Each line of the data should be given again exactly.

*** Records to use ***

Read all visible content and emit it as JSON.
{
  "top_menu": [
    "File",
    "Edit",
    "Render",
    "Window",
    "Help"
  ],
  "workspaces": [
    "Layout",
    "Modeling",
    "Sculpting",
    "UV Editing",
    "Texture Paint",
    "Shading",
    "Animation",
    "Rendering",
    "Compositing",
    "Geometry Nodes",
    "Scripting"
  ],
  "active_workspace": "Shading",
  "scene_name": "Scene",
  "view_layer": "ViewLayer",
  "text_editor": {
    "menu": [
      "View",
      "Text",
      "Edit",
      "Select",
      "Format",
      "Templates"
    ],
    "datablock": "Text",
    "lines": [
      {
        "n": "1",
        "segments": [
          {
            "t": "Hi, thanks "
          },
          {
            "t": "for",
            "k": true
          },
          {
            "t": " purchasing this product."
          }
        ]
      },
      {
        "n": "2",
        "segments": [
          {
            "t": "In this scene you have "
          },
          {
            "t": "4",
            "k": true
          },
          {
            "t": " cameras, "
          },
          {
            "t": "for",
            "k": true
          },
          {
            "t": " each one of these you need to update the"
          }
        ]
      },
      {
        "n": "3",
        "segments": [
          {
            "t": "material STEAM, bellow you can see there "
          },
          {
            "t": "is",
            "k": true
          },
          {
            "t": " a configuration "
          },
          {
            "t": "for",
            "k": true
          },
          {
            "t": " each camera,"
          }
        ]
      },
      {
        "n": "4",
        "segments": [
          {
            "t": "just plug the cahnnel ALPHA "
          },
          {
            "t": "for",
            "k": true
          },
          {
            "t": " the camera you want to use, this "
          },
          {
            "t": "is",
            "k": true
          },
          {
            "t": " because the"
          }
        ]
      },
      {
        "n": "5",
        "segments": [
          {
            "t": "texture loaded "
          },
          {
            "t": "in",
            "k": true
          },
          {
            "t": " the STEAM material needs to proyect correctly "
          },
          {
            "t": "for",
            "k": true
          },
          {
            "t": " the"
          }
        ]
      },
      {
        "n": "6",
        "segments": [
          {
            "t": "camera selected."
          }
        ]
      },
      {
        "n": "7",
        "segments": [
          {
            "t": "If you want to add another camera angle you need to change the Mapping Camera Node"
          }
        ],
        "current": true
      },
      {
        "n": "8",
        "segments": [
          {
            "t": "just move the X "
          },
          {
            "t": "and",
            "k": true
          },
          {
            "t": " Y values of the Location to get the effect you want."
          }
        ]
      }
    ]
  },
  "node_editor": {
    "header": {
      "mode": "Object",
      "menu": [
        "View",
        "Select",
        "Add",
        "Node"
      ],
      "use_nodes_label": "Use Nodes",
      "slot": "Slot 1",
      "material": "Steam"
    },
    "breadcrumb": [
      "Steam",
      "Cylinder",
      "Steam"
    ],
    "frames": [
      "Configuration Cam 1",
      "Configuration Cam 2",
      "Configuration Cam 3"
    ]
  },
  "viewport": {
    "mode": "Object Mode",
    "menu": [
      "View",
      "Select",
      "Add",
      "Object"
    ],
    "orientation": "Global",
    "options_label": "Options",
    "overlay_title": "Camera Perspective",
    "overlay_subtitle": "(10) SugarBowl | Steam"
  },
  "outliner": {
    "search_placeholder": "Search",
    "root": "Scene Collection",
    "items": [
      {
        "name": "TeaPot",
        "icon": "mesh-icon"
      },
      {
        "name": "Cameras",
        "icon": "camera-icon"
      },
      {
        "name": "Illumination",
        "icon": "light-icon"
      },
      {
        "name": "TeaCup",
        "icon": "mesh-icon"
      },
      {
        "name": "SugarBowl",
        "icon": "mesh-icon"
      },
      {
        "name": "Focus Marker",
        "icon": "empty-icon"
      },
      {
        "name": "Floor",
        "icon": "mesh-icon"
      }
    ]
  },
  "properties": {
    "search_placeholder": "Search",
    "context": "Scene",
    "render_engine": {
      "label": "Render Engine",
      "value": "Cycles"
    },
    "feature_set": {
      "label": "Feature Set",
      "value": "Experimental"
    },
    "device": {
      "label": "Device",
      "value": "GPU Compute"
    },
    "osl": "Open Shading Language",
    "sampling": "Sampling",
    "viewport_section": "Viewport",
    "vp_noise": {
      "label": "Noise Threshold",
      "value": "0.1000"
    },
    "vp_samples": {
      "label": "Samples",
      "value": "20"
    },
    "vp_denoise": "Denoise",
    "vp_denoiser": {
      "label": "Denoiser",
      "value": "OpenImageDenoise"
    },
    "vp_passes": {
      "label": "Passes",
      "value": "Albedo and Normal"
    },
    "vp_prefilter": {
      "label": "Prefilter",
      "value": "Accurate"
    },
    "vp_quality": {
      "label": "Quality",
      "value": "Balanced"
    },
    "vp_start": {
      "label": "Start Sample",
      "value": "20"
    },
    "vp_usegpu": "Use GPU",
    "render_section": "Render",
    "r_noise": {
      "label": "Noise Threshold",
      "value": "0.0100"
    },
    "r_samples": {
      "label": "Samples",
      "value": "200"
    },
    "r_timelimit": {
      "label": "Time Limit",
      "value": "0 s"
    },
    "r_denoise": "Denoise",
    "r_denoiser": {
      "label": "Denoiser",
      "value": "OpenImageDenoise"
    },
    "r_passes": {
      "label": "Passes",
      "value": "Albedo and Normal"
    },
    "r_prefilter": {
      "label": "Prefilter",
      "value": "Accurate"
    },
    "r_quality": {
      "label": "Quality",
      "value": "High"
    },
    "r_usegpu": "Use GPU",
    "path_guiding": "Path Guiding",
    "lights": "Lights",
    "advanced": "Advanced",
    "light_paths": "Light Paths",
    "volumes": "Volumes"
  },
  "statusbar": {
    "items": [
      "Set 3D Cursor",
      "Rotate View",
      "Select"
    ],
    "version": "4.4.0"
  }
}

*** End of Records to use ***

▸ Answer space
Read all visible content and emit it as JSON.
{
  "top_menu": [
    "File",
    "Edit",
    "Render",
    "Window",
    "Help"
  ],
  "workspaces": [
    "Layout",
    "Modeling",
    "Sculpting",
    "UV Editing",
    "Texture Paint",
    "Shading",
    "Animation",
    "Rendering",
    "Compositing",
    "Geometry Nodes",
    "Scripting"
  ],
  "active_workspace": "Shading",
  "scene_name": "Scene",
  "view_layer": "ViewLayer",
  "text_editor": {
    "menu": [
      "View",
      "Text",
      "Edit",
      "Select",
      "Format",
      "Templates"
    ],
    "datablock": "Text",
    "lines": [
      {
        "n": "1",
        "segments": [
          {
            "t": "Hi, thanks "
          },
          {
            "t": "for",
            "k": true
          },
          {
            "t": " purchasing this product."
          }
        ]
      },
      {
        "n": "2",
        "segments": [
          {
            "t": "In this scene you have "
          },
          {
            "t": "4",
            "k": true
          },
          {
            "t": " cameras, "
          },
          {
            "t": "for",
            "k": true
          },
          {
            "t": " each one of these you need to update the"
          }
        ]
      },
      {
        "n": "3",
        "segments": [
          {
            "t": "material STEAM, bellow you can see there "
          },
          {
            "t": "is",
            "k": true
          },
          {
            "t": " a configuration "
          },
          {
            "t": "for",
            "k": true
          },
          {
            "t": " each camera,"
          }
        ]
      },
      {
        "n": "4",
        "segments": [
          {
            "t": "just plug the cahnnel ALPHA "
          },
          {
            "t": "for",
            "k": true
          },
          {
            "t": " the camera you want to use, this "
          },
          {
            "t": "is",
            "k": true
          },
          {
            "t": " because the"
          }
        ]
      },
      {
        "n": "5",
        "segments": [
          {
            "t": "texture loaded "
          },
          {
            "t": "in",
            "k": true
          },
          {
            "t": " the STEAM material needs to proyect correctly "
          },
          {
            "t": "for",
            "k": true
          },
          {
            "t": " the"
          }
        ]
      },
      {
        "n": "6",
        "segments": [
          {
            "t": "camera selected."
          }
        ]
      },
      {
        "n": "7",
        "segments": [
          {
            "t": "If you want to add another camera angle you need to change the Mapping Camera Node"
          }
        ],
        "current": true
      },
      {
        "n": "8",
        "segments": [
          {
            "t": "just move the X "
          },
          {
            "t": "and",
            "k": true
          },
          {
            "t": " Y values of the Location to get the effect you want."
          }
        ]
      }
    ]
  },
  "node_editor": {
    "header": {
      "mode": "Object",
      "menu": [
        "View",
        "Select",
        "Add",
        "Node"
      ],
      "use_nodes_label": "Use Nodes",
      "slot": "Slot 1",
      "material": "Steam"
    },
    "breadcrumb": [
      "Steam",
      "Cylinder",
      "Steam"
    ],
    "frames": [
      "Configuration Cam 1",
      "Configuration Cam 2",
      "Configuration Cam 3"
    ]
  },
  "viewport": {
    "mode": "Object Mode",
    "menu": [
      "View",
      "Select",
      "Add",
      "Object"
    ],
    "orientation": "Global",
    "options_label": "Options",
    "overlay_title": "Camera Perspective",
    "overlay_subtitle": "(10) SugarBowl | Steam"
  },
  "outliner": {
    "search_placeholder": "Search",
    "root": "Scene Collection",
    "items": [
      {
        "name": "TeaPot",
        "icon": "mesh-icon"
      },
      {
        "name": "Cameras",
        "icon": "camera-icon"
      },
      {
        "name": "Illumination",
        "icon": "light-icon"
      },
      {
        "name": "TeaCup",
        "icon": "mesh-icon"
      },
      {
        "name": "SugarBowl",
        "icon": "mesh-icon"
      },
      {
        "name": "Focus Marker",
        "icon": "empty-icon"
      },
      {
        "name": "Floor",
        "icon": "mesh-icon"
      }
    ]
  },
  "properties": {
    "search_placeholder": "Search",
    "context": "Scene",
    "render_engine": {
      "label": "Render Engine",
      "value": "Cycles"
    },
    "feature_set": {
      "label": "Feature Set",
      "value": "Experimental"
    },
    "device": {
      "label": "Device",
      "value": "GPU Compute"
    },
    "osl": "Open Shading Language",
    "sampling": "Sampling",
    "viewport_section": "Viewport",
    "vp_noise": {
      "label": "Noise Threshold",
      "value": "0.1000"
    },
    "vp_samples": {
      "label": "Samples",
      "value": "20"
    },
    "vp_denoise": "Denoise",
    "vp_denoiser": {
      "label": "Denoiser",
      "value": "OpenImageDenoise"
    },
    "vp_passes": {
      "label": "Passes",
      "value": "Albedo and Normal"
    },
    "vp_prefilter": {
      "label": "Prefilter",
      "value": "Accurate"
    },
    "vp_quality": {
      "label": "Quality",
      "value": "Balanced"
    },
    "vp_start": {
      "label": "Start Sample",
      "value": "20"
    },
    "vp_usegpu": "Use GPU",
    "render_section": "Render",
    "r_noise": {
      "label": "Noise Threshold",
      "value": "0.0100"
    },
    "r_samples": {
      "label": "Samples",
      "value": "200"
    },
    "r_timelimit": {
      "label": "Time Limit",
      "value": "0 s"
    },
    "r_denoise": "Denoise",
    "r_denoiser": {
      "label": "Denoiser",
      "value": "OpenImageDenoise"
    },
    "r_passes": {
      "label": "Passes",
      "value": "Albedo and Normal"
    },
    "r_prefilter": {
      "label": "Prefilter",
      "value": "Accurate"
    },
    "r_quality": {
      "label": "Quality",
      "value": "High"
    },
    "r_usegpu": "Use GPU",
    "path_guiding": "Path Guiding",
    "lights": "Lights",
    "advanced": "Advanced",
    "light_paths": "Light Paths",
    "volumes": "Volumes"
  },
  "statusbar": {
    "items": [
      "Set 3D Cursor",
      "Rotate View",
      "Select"
    ],
    "version": "4.4.0"
  }
}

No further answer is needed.